Lottie is facing a predicament - her best friend Grace has started dating Lottie's mortal enemy - the sneeringly perfect Evelyn Tait. This is, of course, completely unacceptable in Lottie's eyes, so how will she cope with this predicament? By beating Evelyn at her own game of course, and becoming Little Miss Perfect Herself! This will not be easy for a girl who seems addicted to trouble. Will Lottie succeed in exposing Evelyn for who she really is, or will the plan backfire? You will want to keep reading to find out!
Lottie would have to be one of my favourite young adult fiction protagonists ever. She is a compelling character who bursts with energy and attitude, with her love of tomato plant growing, unusual words, black clothing and heavy metal music. I love the way she is on a first name basis with her principal Jerry, and her encounters with him are some of my favourite scenes.
Lottie is an intriguing mix of outspoken and vulnerable, rebelliousness and kindness. She can’t help causing trouble, but yet deep down she wants to be liked.
I love the descriptions of the heavy metal music Lottie listens to – the way the music beats a rhythm in her blood and she can lose herself in the sheer blood-pounding heaviness of it. The rawness of the music seems to reflect a certain rawness inside of Lottie herself. Despite her outward sparkle and confidence, Lottie is struggling with the disjointed nature of her new family - along with the gap left by her absent mother. She is also wondering why her childhood friend Jude is starting to behave strangely towards her, and trying to comprehend why her best friend Grace has fallen in love with Lottie's mortal enemy Evelyn Tait. Even the sudden interest from pretty-boy Sebastian, who she's had a crush on since forever, adds an element of confusion - does he like her for who she really is?

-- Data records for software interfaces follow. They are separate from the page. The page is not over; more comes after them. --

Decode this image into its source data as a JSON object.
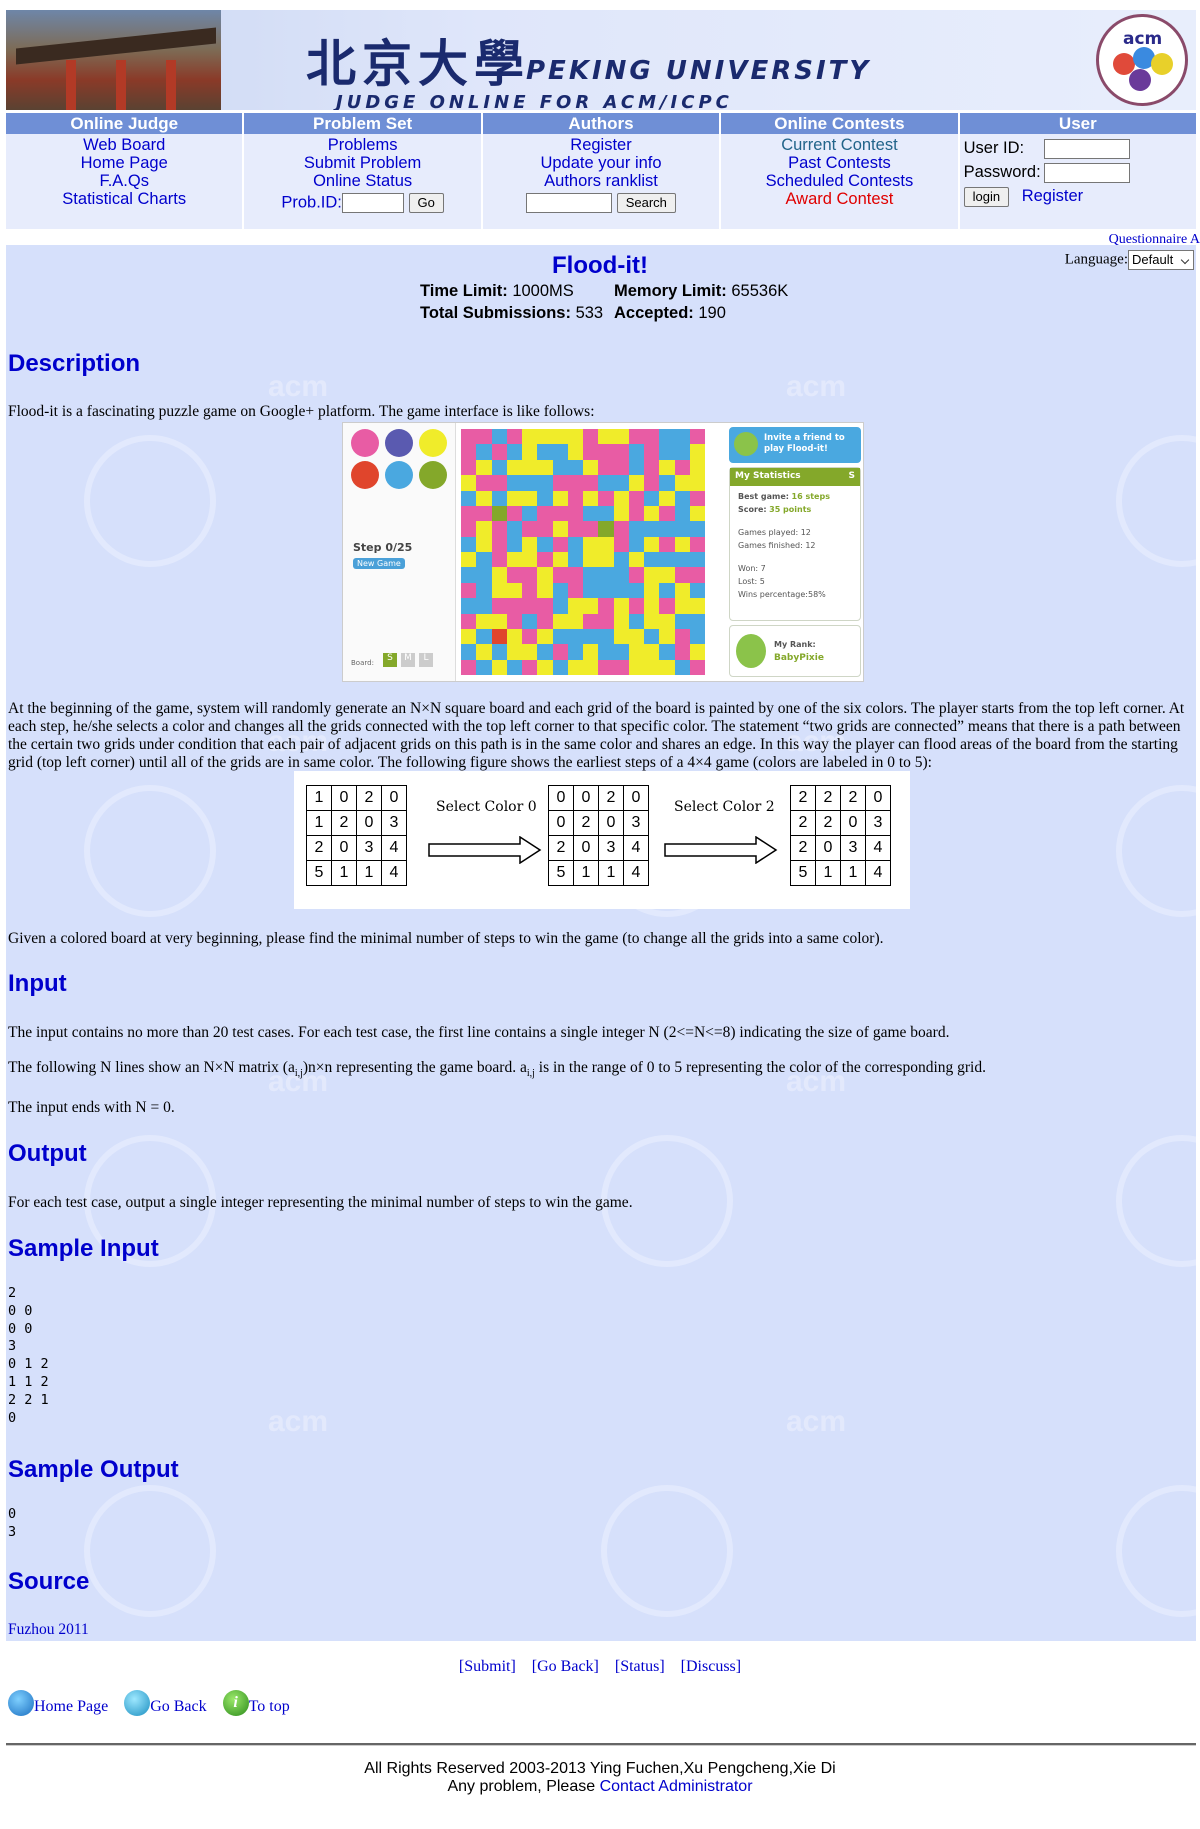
{
  "banner": {
    "chinese_name": "北京大學",
    "name": "PEKING UNIVERSITY",
    "subtitle": "JUDGE ONLINE FOR ACM/ICPC",
    "logo_text": "acm"
  },
  "nav": {
    "online_judge": {
      "title": "Online Judge",
      "items": [
        "Web Board",
        "Home Page",
        "F.A.Qs",
        "Statistical Charts"
      ]
    },
    "problem_set": {
      "title": "Problem Set",
      "items": [
        "Problems",
        "Submit Problem",
        "Online Status"
      ],
      "prob_id_label": "Prob.ID:",
      "go_label": "Go"
    },
    "authors": {
      "title": "Authors",
      "items": [
        "Register",
        "Update your info",
        "Authors ranklist"
      ],
      "search_label": "Search"
    },
    "online_contests": {
      "title": "Online Contests",
      "items": [
        "Current Contest",
        "Past Contests",
        "Scheduled Contests",
        "Award Contest"
      ]
    },
    "user": {
      "title": "User",
      "user_id_label": "User ID:",
      "password_label": "Password:",
      "login_label": "login",
      "register_label": "Register"
    }
  },
  "questionnaire": "Questionnaire A",
  "language": {
    "label": "Language:",
    "selected": "Default"
  },
  "problem": {
    "title": "Flood-it!",
    "time_limit_label": "Time Limit:",
    "time_limit": "1000MS",
    "memory_limit_label": "Memory Limit:",
    "memory_limit": "65536K",
    "total_submissions_label": "Total Submissions:",
    "total_submissions": "533",
    "accepted_label": "Accepted:",
    "accepted": "190"
  },
  "sections": {
    "description": "Description",
    "input": "Input",
    "output": "Output",
    "sample_input": "Sample Input",
    "sample_output": "Sample Output",
    "source": "Source"
  },
  "description": {
    "p1": "Flood-it is a fascinating puzzle game on Google+ platform. The game interface is like follows:",
    "p2": "At the beginning of the game, system will randomly generate an N×N square board and each grid of the board is painted by one of the six colors. The player starts from the top left corner. At each step, he/she selects a color and changes all the grids connected with the top left corner to that specific color. The statement “two grids are connected” means that there is a path between the certain two grids under condition that each pair of adjacent grids on this path is in the same color and shares an edge. In this way the player can flood areas of the board from the starting grid (top left corner) until all of the grids are in same color. The following figure shows the earliest steps of a 4×4 game (colors are labeled in 0 to 5):",
    "p3": "Given a colored board at very beginning, please find the minimal number of steps to win the game (to change all the grids into a same color)."
  },
  "game_image": {
    "step": "Step 0/25",
    "new_game": "New Game",
    "board_label": "Board:",
    "sizes": [
      "S",
      "M",
      "L"
    ],
    "invite": "Invite a friend to play Flood-it!",
    "stats_title": "My Statistics",
    "stats_s": "S",
    "best_game_label": "Best game:",
    "best_game": "16 steps",
    "score_label": "Score:",
    "score": "35 points",
    "games_played": "Games played: 12",
    "games_finished": "Games finished: 12",
    "won": "Won: 7",
    "lost": "Lost: 5",
    "wins_pct": "Wins percentage:58%",
    "rank_label": "My Rank:",
    "rank": "BabyPixie",
    "ball_colors": [
      "#e85ca4",
      "#5a5ab0",
      "#f0ec2a",
      "#e0452c",
      "#4aa8e0",
      "#84a82a"
    ]
  },
  "figure": {
    "select0": "Select Color 0",
    "select2": "Select Color 2",
    "m1": [
      [
        "1",
        "0",
        "2",
        "0"
      ],
      [
        "1",
        "2",
        "0",
        "3"
      ],
      [
        "2",
        "0",
        "3",
        "4"
      ],
      [
        "5",
        "1",
        "1",
        "4"
      ]
    ],
    "m2": [
      [
        "0",
        "0",
        "2",
        "0"
      ],
      [
        "0",
        "2",
        "0",
        "3"
      ],
      [
        "2",
        "0",
        "3",
        "4"
      ],
      [
        "5",
        "1",
        "1",
        "4"
      ]
    ],
    "m3": [
      [
        "2",
        "2",
        "2",
        "0"
      ],
      [
        "2",
        "2",
        "0",
        "3"
      ],
      [
        "2",
        "0",
        "3",
        "4"
      ],
      [
        "5",
        "1",
        "1",
        "4"
      ]
    ]
  },
  "input_text": {
    "p1": "The input contains no more than 20 test cases. For each test case, the first line contains a single integer N (2<=N<=8) indicating the size of game board.",
    "p2_a": "The following N lines show an N×N matrix (a",
    "p2_sub1": "i,j",
    "p2_b": ")n×n representing the game board. a",
    "p2_sub2": "i,j",
    "p2_c": " is in the range of 0 to 5 representing the color of the corresponding grid.",
    "p3": "The input ends with N = 0."
  },
  "output_text": "For each test case, output a single integer representing the minimal number of steps to win the game.",
  "sample_input": "2\n0 0\n0 0\n3\n0 1 2\n1 1 2\n2 2 1\n0",
  "sample_output": "0\n3",
  "source": "Fuzhou 2011",
  "bottom_links": [
    "[Submit]",
    "[Go Back]",
    "[Status]",
    "[Discuss]"
  ],
  "bottom_nav": [
    "Home Page",
    "Go Back",
    "To top"
  ],
  "footer": {
    "line1": "All Rights Reserved 2003-2013 Ying Fuchen,Xu Pengcheng,Xie Di",
    "line2_prefix": "Any problem, Please ",
    "contact": "Contact Administrator"
  }
}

This book showcases a diversity of characters and family situations, and reflects the changing landscape of broken and blended families, and the quest to try and find a place within this shifting landscape.
Additionally, this book illuminates the reality that even those of us who seem to have it all together are often carrying an inner hurt or secret – and it is important not to be too quick to judge others (Lottie slowly comes to this realisation as the story progresses – and also realises not everything is about her).
I love the blend of humour and emotion this story emanates, set against a backdrop of music and friendship, and embarking on the journey of finding your place in the world. Perhaps the most important lesson to shine through is that of learning to be kind. Teens will of course love this book and many will identify with Lottie’s quest for self-identity – but adults will love and relate to this story as well – because, in a way, the journey to embracing who you really are never really ends.
Published by Wakefield Press, 2020.